When Dad presented me with the Winchester, I had become proficient at the things one is responsible for as a hunter. These included firearms safety, game regulations, cleaning and preparing game after it was shot, and respect for the land and the animals that inhabited it.
I guess that’s why he told me it was my rifle and that I knew what I needed to know to hunt on my own. He turned me loose, and I roamed the countryside at will, hunting mostly for cottontail rabbits and squirrels. Those days spent wandering the country on my own, learning about the animals I hunted and bringing them home for supper, shaped my life.
There was a shelterbelt east of our farm that I had wanted to hunt for rabbits and squirrels, but it was private land and I wasn’t sure if it was OK. Dad cleared the way for me to hunt there, and when Christmas vacation of 1967 came around, I was determined to hunt that chunk of country every day I had off.
The shelterbelt was a half-mile long and 50 yards wide, and there were cottonwoods, pine trees, elm and chokecherry bushes. I waited at the edge of the trees for the light to arrive. In my excitement, I had run my trapline in the dark and still arrived an hour before there was light enough to shoot.
From the edge, I could make out squirrel nests amongst the tops of the tall trees, lots of them. When I stepped into the brush, squirrels were darting around the branches. Unlike squirrels found in Alaska, fox squirrels are big, almost as much meat as a cottontail rabbit, and delicious on the table. There was no limit on squirrels, but four was as many as I could carry in one hand.
Each day I would go and get four squirrels, and as I worked my way through the band of trees, I learned of its other residents. There were whitetail deer, a few cottontail rabbits, pheasants, a few winter-over songbirds, and fox and mink tracks.

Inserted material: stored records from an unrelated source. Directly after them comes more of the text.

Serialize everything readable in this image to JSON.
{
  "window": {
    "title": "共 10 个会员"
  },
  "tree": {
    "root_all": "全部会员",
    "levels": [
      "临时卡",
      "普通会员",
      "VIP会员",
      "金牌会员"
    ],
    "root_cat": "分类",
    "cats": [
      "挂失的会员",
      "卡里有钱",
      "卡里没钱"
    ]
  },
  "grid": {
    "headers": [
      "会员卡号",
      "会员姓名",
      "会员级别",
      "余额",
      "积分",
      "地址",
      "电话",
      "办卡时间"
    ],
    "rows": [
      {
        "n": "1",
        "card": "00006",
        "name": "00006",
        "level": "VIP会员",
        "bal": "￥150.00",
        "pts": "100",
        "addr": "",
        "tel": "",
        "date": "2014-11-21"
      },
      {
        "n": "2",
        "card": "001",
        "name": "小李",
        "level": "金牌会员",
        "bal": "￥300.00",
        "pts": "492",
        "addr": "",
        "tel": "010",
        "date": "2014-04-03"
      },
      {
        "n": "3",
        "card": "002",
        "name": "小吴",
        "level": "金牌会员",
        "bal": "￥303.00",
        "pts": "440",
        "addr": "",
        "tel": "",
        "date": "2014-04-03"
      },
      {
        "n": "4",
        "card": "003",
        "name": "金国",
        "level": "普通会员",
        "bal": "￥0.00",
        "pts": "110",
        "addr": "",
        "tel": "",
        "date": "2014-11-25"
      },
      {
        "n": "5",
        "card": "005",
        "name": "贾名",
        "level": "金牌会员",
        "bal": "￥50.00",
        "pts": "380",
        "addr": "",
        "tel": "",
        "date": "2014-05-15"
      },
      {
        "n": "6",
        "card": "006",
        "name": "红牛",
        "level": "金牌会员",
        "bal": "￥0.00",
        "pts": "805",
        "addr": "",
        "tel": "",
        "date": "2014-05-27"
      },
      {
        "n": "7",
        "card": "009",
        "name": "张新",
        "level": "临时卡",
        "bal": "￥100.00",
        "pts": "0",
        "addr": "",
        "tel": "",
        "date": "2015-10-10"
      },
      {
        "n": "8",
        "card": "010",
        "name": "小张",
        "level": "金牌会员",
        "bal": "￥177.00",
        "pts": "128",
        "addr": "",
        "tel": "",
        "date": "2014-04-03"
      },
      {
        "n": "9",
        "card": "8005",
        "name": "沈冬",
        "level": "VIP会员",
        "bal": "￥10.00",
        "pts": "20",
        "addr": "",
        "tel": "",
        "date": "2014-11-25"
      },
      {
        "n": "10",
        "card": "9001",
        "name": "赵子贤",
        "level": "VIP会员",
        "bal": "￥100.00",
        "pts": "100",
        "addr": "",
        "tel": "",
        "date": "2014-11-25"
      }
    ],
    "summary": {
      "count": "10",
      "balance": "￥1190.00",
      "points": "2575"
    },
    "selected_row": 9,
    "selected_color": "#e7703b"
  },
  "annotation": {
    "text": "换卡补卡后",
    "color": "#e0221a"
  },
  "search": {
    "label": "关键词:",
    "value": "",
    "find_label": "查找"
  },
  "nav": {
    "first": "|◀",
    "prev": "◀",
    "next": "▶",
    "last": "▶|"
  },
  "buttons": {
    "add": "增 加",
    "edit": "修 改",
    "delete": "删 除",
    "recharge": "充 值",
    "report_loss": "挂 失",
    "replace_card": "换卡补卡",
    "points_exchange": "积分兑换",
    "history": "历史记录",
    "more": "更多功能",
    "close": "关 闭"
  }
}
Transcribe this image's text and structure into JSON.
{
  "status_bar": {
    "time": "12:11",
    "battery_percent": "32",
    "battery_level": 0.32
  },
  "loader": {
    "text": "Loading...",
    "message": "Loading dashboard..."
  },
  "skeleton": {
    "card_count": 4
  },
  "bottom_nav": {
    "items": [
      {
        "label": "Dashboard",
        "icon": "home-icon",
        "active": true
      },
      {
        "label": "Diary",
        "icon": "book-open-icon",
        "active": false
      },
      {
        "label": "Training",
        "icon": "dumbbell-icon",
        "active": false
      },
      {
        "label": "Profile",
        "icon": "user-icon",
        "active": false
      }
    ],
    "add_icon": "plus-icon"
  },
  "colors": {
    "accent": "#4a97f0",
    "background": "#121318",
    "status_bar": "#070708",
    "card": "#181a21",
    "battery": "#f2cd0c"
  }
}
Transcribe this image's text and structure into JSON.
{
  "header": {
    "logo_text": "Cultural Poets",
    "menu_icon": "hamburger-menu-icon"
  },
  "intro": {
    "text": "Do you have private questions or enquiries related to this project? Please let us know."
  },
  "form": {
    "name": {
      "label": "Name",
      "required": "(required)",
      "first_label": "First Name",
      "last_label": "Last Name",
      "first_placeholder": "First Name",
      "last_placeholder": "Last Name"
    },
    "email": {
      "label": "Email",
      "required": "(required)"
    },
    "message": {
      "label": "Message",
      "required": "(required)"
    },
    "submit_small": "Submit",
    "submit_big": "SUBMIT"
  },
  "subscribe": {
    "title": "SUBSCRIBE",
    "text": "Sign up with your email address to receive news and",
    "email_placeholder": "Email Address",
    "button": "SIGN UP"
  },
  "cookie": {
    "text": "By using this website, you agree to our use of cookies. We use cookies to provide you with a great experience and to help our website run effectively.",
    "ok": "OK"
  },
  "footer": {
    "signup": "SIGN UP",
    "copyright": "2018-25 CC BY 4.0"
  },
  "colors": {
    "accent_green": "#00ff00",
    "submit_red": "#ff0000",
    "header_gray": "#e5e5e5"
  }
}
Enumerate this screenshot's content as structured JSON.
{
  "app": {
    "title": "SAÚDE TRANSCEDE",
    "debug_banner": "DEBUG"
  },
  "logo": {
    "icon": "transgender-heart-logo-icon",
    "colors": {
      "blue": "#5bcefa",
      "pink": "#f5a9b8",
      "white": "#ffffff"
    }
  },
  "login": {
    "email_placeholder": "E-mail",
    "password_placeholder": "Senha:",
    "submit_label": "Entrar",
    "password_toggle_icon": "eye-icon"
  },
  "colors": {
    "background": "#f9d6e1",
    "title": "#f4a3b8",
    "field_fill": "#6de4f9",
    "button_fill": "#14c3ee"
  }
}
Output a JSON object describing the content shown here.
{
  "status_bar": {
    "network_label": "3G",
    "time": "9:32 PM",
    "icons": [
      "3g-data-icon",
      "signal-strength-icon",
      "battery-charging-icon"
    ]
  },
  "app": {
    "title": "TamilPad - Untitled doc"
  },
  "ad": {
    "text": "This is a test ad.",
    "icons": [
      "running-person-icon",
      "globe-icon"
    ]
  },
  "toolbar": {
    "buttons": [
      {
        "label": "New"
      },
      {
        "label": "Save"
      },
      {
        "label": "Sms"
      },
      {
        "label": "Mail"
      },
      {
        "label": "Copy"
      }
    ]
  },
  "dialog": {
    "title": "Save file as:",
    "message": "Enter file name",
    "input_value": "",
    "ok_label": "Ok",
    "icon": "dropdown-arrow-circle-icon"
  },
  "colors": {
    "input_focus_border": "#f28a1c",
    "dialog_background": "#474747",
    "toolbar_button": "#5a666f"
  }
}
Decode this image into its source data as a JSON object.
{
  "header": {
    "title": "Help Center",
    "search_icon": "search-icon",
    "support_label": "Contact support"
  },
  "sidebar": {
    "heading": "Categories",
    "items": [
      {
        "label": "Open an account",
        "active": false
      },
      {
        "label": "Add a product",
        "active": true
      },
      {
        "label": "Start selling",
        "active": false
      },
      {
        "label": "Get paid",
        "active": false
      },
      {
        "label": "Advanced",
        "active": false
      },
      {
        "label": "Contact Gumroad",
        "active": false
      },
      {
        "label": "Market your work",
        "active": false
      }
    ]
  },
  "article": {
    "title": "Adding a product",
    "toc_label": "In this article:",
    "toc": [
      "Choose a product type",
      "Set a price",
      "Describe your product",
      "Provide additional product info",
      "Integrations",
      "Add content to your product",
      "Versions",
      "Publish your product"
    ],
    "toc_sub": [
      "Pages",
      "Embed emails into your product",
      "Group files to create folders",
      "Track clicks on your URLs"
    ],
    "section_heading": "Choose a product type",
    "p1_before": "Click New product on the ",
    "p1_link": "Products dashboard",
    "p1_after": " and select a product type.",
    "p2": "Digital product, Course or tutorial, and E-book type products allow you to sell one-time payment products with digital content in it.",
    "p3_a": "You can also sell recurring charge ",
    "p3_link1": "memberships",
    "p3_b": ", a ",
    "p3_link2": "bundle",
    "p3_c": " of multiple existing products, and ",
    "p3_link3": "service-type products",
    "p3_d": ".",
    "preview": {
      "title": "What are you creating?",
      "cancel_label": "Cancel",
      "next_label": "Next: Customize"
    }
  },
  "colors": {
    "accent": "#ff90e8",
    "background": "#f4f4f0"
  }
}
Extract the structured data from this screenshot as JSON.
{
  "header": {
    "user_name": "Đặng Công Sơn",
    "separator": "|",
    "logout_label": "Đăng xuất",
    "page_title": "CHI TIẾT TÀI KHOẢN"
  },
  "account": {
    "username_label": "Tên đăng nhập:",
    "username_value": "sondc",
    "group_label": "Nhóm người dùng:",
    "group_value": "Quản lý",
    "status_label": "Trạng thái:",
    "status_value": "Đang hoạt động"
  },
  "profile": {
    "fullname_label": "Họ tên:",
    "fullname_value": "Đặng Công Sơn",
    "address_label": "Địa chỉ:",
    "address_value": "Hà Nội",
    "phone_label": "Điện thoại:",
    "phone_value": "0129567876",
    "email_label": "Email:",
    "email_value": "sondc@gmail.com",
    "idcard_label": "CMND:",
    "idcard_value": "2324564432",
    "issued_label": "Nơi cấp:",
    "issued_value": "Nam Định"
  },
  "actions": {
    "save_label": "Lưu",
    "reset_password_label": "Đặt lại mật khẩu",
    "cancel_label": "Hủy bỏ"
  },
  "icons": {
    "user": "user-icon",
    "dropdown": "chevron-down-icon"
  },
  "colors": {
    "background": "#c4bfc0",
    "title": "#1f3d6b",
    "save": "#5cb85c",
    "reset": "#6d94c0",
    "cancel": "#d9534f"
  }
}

After a few days of easy hunting, word spread through the shelterbelt and the squirrels were tougher to find. I learned to sit tucked into the lowland and remain motionless. After a time, the birds would start chirping again, and the squirrels would get back to their routine, allowing me to take them.
One early morning while I was sitting quietly, a whitetail doe walked past me a few feet way. The slight wind hadn’t carrier my scent to her but when she crossed where I had walked in, her head came up and her brilliant white tail flagged as she bounded away.
After a week or so, I saw fewer squirrels, and nothing I could do changed that. There was a nagging thought in the back of my head, but I was so intent on bringing home squirrels that I didn’t pay much attention.
Then one day, after an entire day in the shelterbelt, I saw no squirrels, and for the first time I came home empty-handed.
I would always wait for Dad to come home to show him my take before I cleaned them. He would smile and ask how many shots. As the days passed, his expression changed, and sometimes he would just shake his head.
It has always been his way not to say much, to let things develop instead of preaching. In retrospect, I expect a bit of torment settled on him, and the change I wasn’t able to interpret was him considering intervention. I suppose he weighed the options and decided no permanent damage would be done if he allowed the lesson its full weight.
The day I came home empty-handed, I had a sinking feeling in my stomach. I knew I had broken one of the tenets of responsible hunting, and I suppose I craved absolution when I told him I wasn’t seeing any squirrels and did he have any idea about that.
True to form, he put his hand on my shoulder. “I expect you know," he said, "and now you know that following a pamphlet full of rules doesn’t mean you don’t have to think about consequences.”
Over time, I came to realize the value of that old Winchester was far greater than the sum of its parts.
Now you know why our English setter, Winchester, has his name.
Steve Meyer of Kenai is longtime Alaskan and an avid shooter. He writes every other week about guns and Alaska hunting.